The Quick and the Dead


Ellen (Sharon Stone) arrives in the Old West town of Redemption seeking revenge for the murder of her sheriff father (Gary Sinise) years ago by the town’s tyrant, John Herod (Gene Hackman), a ruthless gunfighter intent on rattling the people by staging a dueling contest. Meanwhile, Herod’s former chum, Cort (Russell Crowe), and son, “the Kid” (Leonardo DiCaprio), are forced to join the competition. Sam Raimi directs.

Brian
Rating: 5 out of 10

“The Quick and the Dead” is a piece of crap script with a fantastic director. It goes to show you how far a great visual style can take you.

It’s certainly not a typical Western. In fact, it almost reminded me of what would happen if you toned down “Army of Darkness,” took out the demons, and set it in the old west. The signature Sam Raimi over-the-top action is here and it’s the best part of the film. The gunfights are suspenseful and well edited. Also, the cast is great. Sharon Stone, Gene Hackman, Leonardo DiCaprio, and Russull Crowe are all here. They each have a unique personality and bring something to the film. But, the script I mentioned earlier doesn’t do them any favors. The DiCaprio-Hackman father-son angle is stupid. It adds nothing to the story because it’s never developed and they have almost no interactions. Also, Russell Crowe’s past is mentioned but never explored. We’re told he was a horrible man who found God. Why couldn’t there have been some flashback? Speaking of interesting, Sharon Stone’s character is well acted but it’s supposed to be the lead and it’s the least interesting angle. It’s typical “You killed my Dad so I’m going to get revenge” stuff. It leads to an ending that was predictable fluff.

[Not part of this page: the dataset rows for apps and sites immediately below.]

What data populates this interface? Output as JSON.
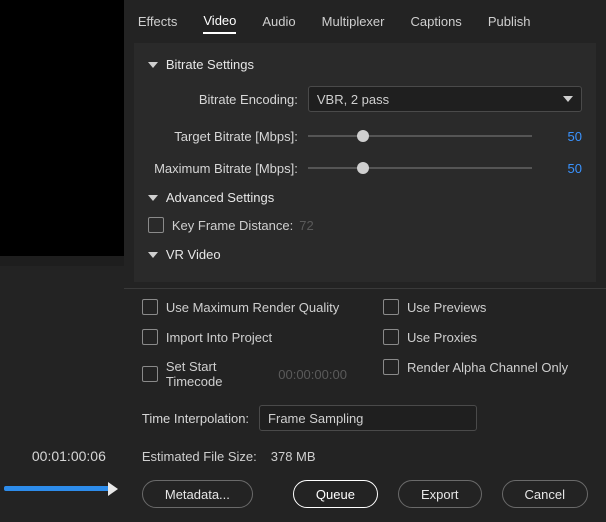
{
  "tabs": {
    "effects": "Effects",
    "video": "Video",
    "audio": "Audio",
    "multiplexer": "Multiplexer",
    "captions": "Captions",
    "publish": "Publish"
  },
  "sections": {
    "bitrate": {
      "title": "Bitrate Settings",
      "encoding": {
        "label": "Bitrate Encoding:",
        "value": "VBR, 2 pass"
      },
      "target": {
        "label": "Target Bitrate [Mbps]:",
        "value": "50"
      },
      "max": {
        "label": "Maximum Bitrate [Mbps]:",
        "value": "50"
      }
    },
    "advanced": {
      "title": "Advanced Settings",
      "keyframe": {
        "label": "Key Frame Distance:",
        "placeholder": "72"
      }
    },
    "vr": {
      "title": "VR Video"
    }
  },
  "footer": {
    "useMaxRender": "Use Maximum Render Quality",
    "usePreviews": "Use Previews",
    "importProject": "Import Into Project",
    "useProxies": "Use Proxies",
    "setStartTC": "Set Start Timecode",
    "startTCValue": "00:00:00:00",
    "renderAlpha": "Render Alpha Channel Only",
    "timeInterp": {
      "label": "Time Interpolation:",
      "value": "Frame Sampling"
    },
    "est": {
      "label": "Estimated File Size:",
      "value": "378 MB"
    },
    "buttons": {
      "metadata": "Metadata...",
      "queue": "Queue",
      "export": "Export",
      "cancel": "Cancel"
    }
  },
  "timeline": {
    "timecode": "00:01:00:06"
  }
}
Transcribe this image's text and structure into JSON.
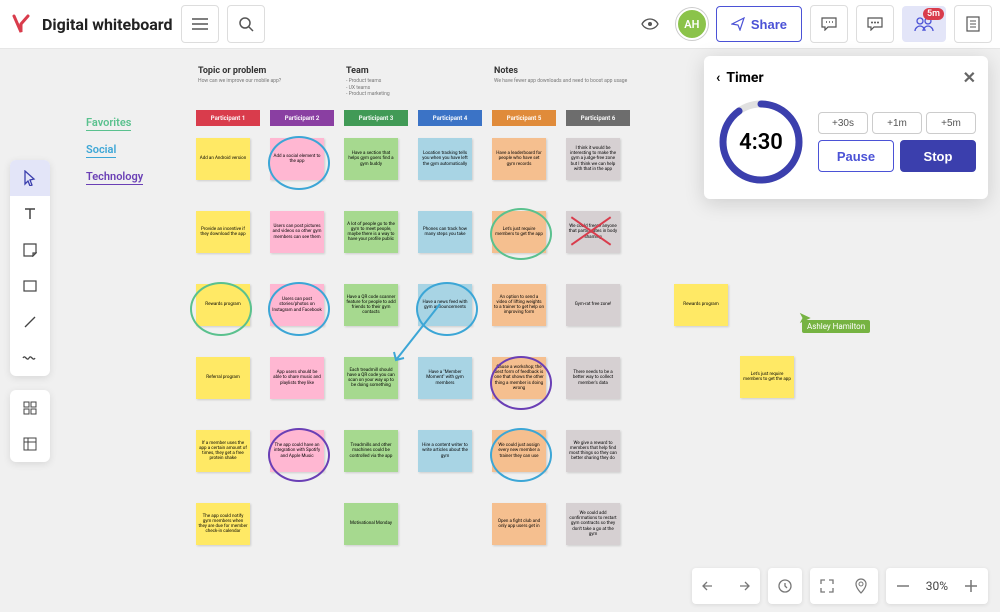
{
  "header": {
    "title": "Digital whiteboard",
    "avatar": "AH",
    "share": "Share",
    "collab_badge": "5m"
  },
  "timer": {
    "title": "Timer",
    "value": "4:30",
    "inc": [
      "+30s",
      "+1m",
      "+5m"
    ],
    "pause": "Pause",
    "stop": "Stop"
  },
  "legend": {
    "fav": "Favorites",
    "soc": "Social",
    "tech": "Technology"
  },
  "sections": {
    "topic_h": "Topic or problem",
    "topic_s": "How can we improve our mobile app?",
    "team_h": "Team",
    "team_s": "- Product teams\n- UX teams\n- Product marketing",
    "notes_h": "Notes",
    "notes_s": "We have fewer app downloads and need to boost app usage"
  },
  "participants": [
    "Participant 1",
    "Participant 2",
    "Participant 3",
    "Participant 4",
    "Participant 5",
    "Participant 6"
  ],
  "pcolors": [
    "#d93c4c",
    "#8a3fa2",
    "#419a56",
    "#3b73c6",
    "#e08b3a",
    "#6d6d6d"
  ],
  "grid": [
    [
      "Add an Android version",
      "Add a social element to the app",
      "Have a section that helps gym goers find a gym buddy",
      "Location tracking tells you when you have left the gym automatically",
      "Have a leaderboard for people who have set gym records",
      "I think it would be interesting to make the gym a judge-free zone but I think we can help with that in the app"
    ],
    [
      "Provide an incentive if they download the app",
      "Users can post pictures and videos so other gym members can see them",
      "A lot of people go to the gym to meet people, maybe there is a way to have your profile public",
      "Phones can track how many steps you take",
      "Let's just require members to get the app",
      "We could freeze anyone that participates in body shaming"
    ],
    [
      "Rewards program",
      "Users can post stories/photos on Instagram and Facebook",
      "Have a QR code scanner feature for people to add friends to their gym contacts",
      "Have a news feed with gym announcements",
      "An option to send a video of lifting weights to a trainer to get help on improving form",
      "Gym-rat free zone!"
    ],
    [
      "Referral program",
      "App users should be able to share music and playlists they like",
      "Each treadmill should have a QR code you can scan on your way up to be doing something",
      "Have a \"Member Moment\" with gym members",
      "Cause a workshop; the best form of feedback is one that shows the other thing a member is doing wrong",
      "There needs to be a better way to collect member's data"
    ],
    [
      "If a member uses the app a certain amount of times, they get a free protein shake",
      "The app could have an integration with Spotify and Apple Music",
      "Treadmills and other machines could be controlled via the app",
      "Hire a content writer to write articles about the gym",
      "We could just assign every new member a trainer they can use",
      "We give a reward to members that help find most things so they can better sharing they do"
    ],
    [
      "The app could notify gym members when they are due for member check-in calendar",
      "",
      "Motivational Monday",
      "",
      "Open a fight club and only app users get in",
      "We could add confirmations to restart gym contracts so they don't take a go at the gym"
    ]
  ],
  "floaters": {
    "rewards": "Rewards program",
    "require": "Let's just require members to get the app"
  },
  "cursor_name": "Ashley Hamilton",
  "zoom": "30%"
}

At the end of the day, an A-list cast and an A-list director can’t save you from an F-script.